Start of Given data

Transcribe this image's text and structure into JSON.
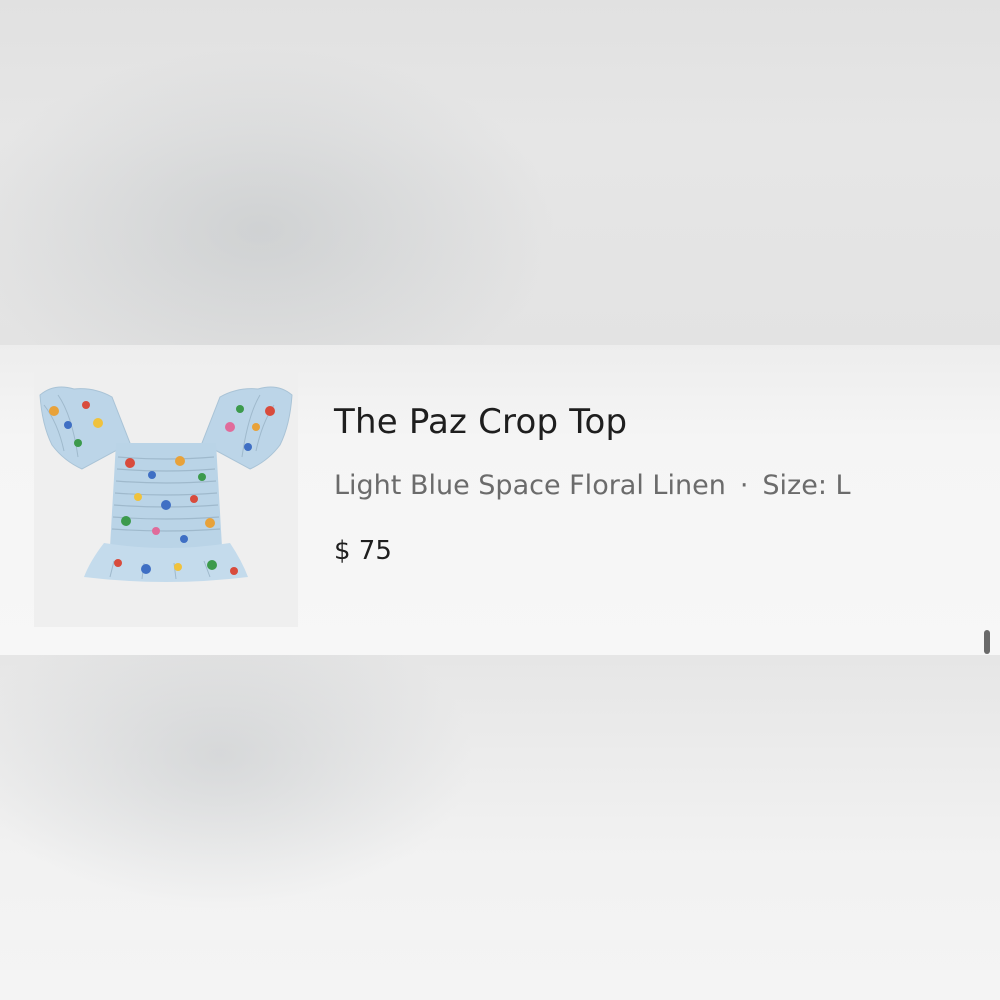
{
  "product": {
    "name": "The Paz Crop Top",
    "variant": "Light Blue Space Floral Linen",
    "separator": "·",
    "size": "Size: L",
    "price": "$ 75",
    "image_alt": "light blue floral smocked crop top with ruffle sleeves"
  },
  "colors": {
    "fabric": "#b9d3e6",
    "background": "#efefef"
  }
}
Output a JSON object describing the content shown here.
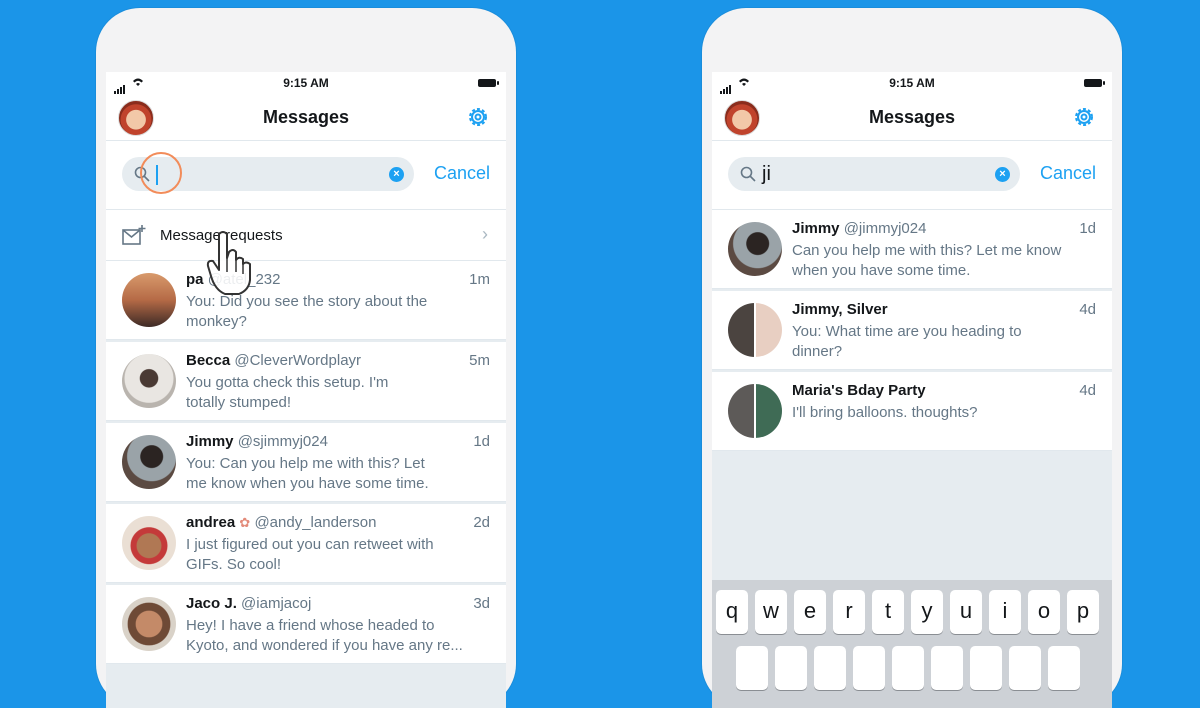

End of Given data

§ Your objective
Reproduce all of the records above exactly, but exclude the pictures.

§ Solution
Transcribe this image's text and structure into JSON.
{
  "product": {
    "name": "The Paz Crop Top",
    "variant": "Light Blue Space Floral Linen",
    "separator": "·",
    "size": "Size: L",
    "price": "$ 75",
    "image_alt": "light blue floral smocked crop top with ruffle sleeves"
  },
  "colors": {
    "fabric": "#b9d3e6",
    "background": "#efefef"
  }
}
Output a JSON object describing the content shown here.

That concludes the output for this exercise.